Source material:
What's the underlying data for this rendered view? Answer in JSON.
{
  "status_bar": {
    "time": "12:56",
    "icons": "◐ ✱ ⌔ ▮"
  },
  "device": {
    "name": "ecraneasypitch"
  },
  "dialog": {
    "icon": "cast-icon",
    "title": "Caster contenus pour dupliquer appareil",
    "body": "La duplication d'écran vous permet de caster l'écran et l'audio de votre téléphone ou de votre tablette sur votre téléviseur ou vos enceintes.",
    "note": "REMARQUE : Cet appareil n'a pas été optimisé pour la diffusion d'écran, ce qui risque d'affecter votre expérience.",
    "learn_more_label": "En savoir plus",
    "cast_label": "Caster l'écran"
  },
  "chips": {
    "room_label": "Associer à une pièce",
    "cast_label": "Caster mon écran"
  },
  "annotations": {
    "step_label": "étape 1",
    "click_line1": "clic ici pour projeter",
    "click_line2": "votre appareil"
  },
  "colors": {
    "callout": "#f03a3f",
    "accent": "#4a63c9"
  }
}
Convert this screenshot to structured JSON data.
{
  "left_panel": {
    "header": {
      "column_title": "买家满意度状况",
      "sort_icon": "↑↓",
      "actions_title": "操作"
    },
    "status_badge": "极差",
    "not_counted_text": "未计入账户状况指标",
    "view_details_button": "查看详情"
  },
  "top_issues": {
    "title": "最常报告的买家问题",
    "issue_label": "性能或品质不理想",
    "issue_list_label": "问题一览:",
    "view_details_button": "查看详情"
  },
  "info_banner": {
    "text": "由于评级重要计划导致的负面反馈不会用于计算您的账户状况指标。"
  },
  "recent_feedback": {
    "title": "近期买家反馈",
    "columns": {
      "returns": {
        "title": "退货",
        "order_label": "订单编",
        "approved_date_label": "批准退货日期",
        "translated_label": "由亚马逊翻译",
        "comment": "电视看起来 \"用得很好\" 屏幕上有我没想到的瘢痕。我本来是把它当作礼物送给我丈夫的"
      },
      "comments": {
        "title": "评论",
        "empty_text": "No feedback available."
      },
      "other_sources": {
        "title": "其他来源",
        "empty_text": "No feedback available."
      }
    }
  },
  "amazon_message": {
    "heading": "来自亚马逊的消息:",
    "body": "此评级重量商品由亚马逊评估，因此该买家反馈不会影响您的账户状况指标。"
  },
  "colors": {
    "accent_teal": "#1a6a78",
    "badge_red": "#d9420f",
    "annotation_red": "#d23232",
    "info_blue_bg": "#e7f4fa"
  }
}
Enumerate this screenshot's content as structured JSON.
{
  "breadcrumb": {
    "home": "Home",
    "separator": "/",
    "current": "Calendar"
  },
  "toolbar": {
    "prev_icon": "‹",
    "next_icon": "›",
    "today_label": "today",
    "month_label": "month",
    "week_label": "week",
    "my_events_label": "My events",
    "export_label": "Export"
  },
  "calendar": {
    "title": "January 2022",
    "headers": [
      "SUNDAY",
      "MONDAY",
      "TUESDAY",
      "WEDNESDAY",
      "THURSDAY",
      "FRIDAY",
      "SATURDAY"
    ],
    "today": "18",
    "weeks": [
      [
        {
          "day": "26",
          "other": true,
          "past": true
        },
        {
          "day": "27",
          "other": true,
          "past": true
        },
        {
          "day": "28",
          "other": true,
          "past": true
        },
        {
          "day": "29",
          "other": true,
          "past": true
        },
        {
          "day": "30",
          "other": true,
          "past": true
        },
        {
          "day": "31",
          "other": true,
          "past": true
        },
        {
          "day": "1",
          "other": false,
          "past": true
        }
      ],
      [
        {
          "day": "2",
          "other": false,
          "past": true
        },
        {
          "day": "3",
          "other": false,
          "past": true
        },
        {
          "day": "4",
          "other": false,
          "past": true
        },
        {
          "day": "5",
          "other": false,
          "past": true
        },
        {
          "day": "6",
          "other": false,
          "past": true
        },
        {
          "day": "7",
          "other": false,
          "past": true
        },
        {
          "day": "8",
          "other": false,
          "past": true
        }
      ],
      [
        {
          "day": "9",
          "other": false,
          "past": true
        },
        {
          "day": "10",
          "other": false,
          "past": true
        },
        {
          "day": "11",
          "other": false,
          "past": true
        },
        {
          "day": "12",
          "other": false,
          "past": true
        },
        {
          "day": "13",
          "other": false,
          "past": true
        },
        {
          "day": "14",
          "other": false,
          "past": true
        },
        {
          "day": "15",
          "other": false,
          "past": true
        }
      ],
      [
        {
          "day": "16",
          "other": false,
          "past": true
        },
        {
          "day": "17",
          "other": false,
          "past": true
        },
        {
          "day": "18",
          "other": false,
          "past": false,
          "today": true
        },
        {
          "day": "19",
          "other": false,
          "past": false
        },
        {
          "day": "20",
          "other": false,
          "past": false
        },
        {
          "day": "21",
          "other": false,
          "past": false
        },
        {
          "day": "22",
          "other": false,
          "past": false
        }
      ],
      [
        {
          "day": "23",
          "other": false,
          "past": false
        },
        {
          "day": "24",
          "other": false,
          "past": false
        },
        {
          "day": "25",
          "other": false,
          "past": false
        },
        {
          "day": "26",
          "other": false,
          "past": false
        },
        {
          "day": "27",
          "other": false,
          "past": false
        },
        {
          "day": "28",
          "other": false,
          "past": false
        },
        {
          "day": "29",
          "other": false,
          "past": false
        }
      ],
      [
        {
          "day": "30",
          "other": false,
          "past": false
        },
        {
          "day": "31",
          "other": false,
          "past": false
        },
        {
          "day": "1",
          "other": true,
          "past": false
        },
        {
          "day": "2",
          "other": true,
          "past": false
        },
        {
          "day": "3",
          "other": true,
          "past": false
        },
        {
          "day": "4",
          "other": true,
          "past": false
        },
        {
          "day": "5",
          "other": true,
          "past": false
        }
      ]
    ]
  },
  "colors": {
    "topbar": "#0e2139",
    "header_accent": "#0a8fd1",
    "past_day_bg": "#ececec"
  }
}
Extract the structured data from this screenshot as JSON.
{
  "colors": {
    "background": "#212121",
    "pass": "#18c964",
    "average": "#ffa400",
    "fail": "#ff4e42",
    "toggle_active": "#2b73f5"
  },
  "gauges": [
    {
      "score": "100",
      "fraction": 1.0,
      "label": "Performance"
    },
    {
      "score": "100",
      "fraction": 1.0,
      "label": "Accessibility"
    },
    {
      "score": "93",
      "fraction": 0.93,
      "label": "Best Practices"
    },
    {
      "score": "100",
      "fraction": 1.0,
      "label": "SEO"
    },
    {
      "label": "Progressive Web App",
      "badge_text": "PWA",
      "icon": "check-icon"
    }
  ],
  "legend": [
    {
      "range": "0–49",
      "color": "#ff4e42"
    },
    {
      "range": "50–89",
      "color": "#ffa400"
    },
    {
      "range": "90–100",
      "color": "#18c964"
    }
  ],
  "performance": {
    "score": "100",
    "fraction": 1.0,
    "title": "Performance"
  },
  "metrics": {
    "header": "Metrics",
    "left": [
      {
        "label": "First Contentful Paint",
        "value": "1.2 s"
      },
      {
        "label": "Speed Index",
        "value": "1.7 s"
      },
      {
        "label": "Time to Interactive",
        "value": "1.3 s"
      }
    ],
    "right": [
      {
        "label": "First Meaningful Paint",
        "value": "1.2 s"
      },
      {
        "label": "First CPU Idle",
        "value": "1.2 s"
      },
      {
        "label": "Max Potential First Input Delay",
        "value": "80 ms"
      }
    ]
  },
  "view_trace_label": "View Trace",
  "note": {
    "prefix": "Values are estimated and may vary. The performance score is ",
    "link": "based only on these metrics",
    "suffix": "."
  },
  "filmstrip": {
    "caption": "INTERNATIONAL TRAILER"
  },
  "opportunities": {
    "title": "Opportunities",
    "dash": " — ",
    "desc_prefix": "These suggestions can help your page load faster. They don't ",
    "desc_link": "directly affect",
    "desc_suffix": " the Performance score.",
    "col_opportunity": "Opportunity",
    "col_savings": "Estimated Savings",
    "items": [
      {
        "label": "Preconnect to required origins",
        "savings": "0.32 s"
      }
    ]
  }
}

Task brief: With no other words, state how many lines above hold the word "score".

Solution: 7